Scotland’s geographical borders could not contain this enthusiasm, and news of the Covenant quickly spread to those settled outside of the homeland. In January 1950, as the total number of signatures was estimated to stand at around 700,000, the Singapore Free Press informed readers of the campaign’s progress, drawing upon romanticised notions of Scotland to do so. ‘A flame of nationalism is at present sweeping Scotland. From castles among the heather covered mountains to the tenements and middle-class homes of the cities, it is spreading like the Fiery Cross which once rallied the scattered clans’ (Singapore Free Press, 3 January 1950). Yet many Scots in Singapore were not content with being passive observers and felt that they had the right to be heard. Early reports in the press illustrate that although they had begun to voice their opinions, the efforts of those Scottish residents were perhaps somewhat muted. ‘Scots here may sign Covenant’, the Straits Times cautiously reported of the movement in May 1950.
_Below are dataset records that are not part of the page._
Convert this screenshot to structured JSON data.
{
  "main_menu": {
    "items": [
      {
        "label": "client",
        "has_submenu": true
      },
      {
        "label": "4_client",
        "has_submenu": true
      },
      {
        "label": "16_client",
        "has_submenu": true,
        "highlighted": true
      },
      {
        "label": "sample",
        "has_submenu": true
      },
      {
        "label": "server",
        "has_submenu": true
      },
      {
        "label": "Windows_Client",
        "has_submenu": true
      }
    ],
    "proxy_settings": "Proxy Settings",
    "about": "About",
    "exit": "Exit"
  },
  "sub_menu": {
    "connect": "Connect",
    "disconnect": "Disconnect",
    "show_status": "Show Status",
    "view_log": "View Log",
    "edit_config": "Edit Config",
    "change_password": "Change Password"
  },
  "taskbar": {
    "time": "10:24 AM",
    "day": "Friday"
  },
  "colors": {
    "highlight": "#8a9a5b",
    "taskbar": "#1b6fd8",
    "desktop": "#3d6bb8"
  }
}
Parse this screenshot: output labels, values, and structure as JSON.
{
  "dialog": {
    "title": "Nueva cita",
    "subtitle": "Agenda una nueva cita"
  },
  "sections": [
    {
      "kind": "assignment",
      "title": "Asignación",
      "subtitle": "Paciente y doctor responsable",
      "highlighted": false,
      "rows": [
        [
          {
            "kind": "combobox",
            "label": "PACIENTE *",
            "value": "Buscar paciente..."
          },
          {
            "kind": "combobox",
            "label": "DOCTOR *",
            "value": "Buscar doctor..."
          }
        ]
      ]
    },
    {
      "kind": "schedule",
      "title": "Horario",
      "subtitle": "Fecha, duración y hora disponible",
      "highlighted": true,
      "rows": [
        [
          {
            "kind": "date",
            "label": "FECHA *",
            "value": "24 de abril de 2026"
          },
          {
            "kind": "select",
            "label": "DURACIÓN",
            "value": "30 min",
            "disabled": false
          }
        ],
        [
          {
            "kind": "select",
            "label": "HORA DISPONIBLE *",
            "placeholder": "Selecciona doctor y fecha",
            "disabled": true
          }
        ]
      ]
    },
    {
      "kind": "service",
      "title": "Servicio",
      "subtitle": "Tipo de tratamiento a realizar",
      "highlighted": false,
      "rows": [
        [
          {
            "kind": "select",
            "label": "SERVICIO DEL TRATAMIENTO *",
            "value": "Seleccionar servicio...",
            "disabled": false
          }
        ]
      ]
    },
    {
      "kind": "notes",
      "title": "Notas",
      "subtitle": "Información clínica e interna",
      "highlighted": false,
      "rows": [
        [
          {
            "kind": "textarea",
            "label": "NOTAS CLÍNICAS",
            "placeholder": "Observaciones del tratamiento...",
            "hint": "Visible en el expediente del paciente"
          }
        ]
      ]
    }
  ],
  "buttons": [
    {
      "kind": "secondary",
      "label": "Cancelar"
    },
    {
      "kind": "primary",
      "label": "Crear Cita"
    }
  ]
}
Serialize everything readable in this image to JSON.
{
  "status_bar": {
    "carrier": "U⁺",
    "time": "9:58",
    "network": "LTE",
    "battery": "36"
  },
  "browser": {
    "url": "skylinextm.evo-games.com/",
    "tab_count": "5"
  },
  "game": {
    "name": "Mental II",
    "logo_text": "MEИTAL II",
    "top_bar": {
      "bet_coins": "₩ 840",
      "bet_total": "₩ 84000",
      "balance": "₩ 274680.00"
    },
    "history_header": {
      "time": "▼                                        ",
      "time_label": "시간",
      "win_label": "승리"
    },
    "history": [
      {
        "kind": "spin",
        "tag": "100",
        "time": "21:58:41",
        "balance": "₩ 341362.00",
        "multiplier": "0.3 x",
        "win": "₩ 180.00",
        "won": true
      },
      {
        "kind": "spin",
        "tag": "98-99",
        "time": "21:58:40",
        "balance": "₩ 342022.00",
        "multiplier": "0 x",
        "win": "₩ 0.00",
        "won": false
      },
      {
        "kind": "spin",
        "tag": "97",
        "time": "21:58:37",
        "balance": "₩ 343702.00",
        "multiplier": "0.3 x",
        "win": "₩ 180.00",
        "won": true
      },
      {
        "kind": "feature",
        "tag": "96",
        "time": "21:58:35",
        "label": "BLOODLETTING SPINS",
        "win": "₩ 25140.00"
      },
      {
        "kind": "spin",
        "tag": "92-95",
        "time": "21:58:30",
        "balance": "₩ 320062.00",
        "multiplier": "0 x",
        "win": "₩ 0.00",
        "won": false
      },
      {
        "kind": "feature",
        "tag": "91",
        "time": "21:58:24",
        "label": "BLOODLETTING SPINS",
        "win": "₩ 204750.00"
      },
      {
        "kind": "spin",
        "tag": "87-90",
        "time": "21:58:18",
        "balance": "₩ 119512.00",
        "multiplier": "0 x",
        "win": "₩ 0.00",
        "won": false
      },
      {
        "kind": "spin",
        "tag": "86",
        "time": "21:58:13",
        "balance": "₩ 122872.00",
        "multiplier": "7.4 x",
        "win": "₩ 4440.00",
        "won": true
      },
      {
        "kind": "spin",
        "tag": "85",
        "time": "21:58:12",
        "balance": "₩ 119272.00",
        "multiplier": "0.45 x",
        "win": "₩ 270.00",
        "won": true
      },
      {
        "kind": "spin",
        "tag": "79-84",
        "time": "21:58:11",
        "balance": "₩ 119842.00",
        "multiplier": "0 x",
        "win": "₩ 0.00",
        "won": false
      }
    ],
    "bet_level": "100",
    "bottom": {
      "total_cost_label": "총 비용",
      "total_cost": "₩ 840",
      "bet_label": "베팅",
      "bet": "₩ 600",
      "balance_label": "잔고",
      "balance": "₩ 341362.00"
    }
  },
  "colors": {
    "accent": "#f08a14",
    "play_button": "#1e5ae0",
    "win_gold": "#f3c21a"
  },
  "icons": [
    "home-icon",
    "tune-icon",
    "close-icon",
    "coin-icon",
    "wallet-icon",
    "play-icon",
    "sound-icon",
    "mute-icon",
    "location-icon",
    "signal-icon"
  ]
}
However, within a matter of weeks, evidence emerges of more stringent efforts. On the inside page of the Straits Times, amongst advertisements for Harpic cleaner and Alka Seltzer—‘the best relief from that “ache-all-over” feeling’—a short notice could be found, placed by the Singapore St Andrew’s Society. ‘Through the kindness of Robinson & Co., Raffles Square, the Scottish Covenant may now be signed by Scotsmen and Scotswomen interested, whether members of this Society or not’ ( Straits Times, 14 June 1950). Within one month of this advertisement the Singapore Free Press once again picked up on the story, on this occasion reporting that ‘72 Singapore Scotsmen have signed their names to the Scottish Covenant’ (Singapore Free Press, 4 July 1950). Collected in the diaspora, the 72 signatures were then returned to Scotland. However, A.A. Ewing, Chieftain of the St Andrew’s Society, could not guarantee whether the signatures would be ‘included in the desired 2,000,000 names which the Scottish National Assembly hopes to present at Whitehall’. Yet, the value of this collection of names could be counted in other ways. For the Singapore St Andrew’s Society, ‘these signatures will show the Assembly that there is strong sympathy for the movement abroad’. Of course, the fundamental aim of the Scottish Covenant for which there was ‘strong sympathy’ in Singapore was considerably more diluted than the aim of Yes Scotland. Nevertheless, the actions of the ‘72 Singapore Scots’ demonstrates that in the 1950s many Scots, though far from home, had an appetite for change.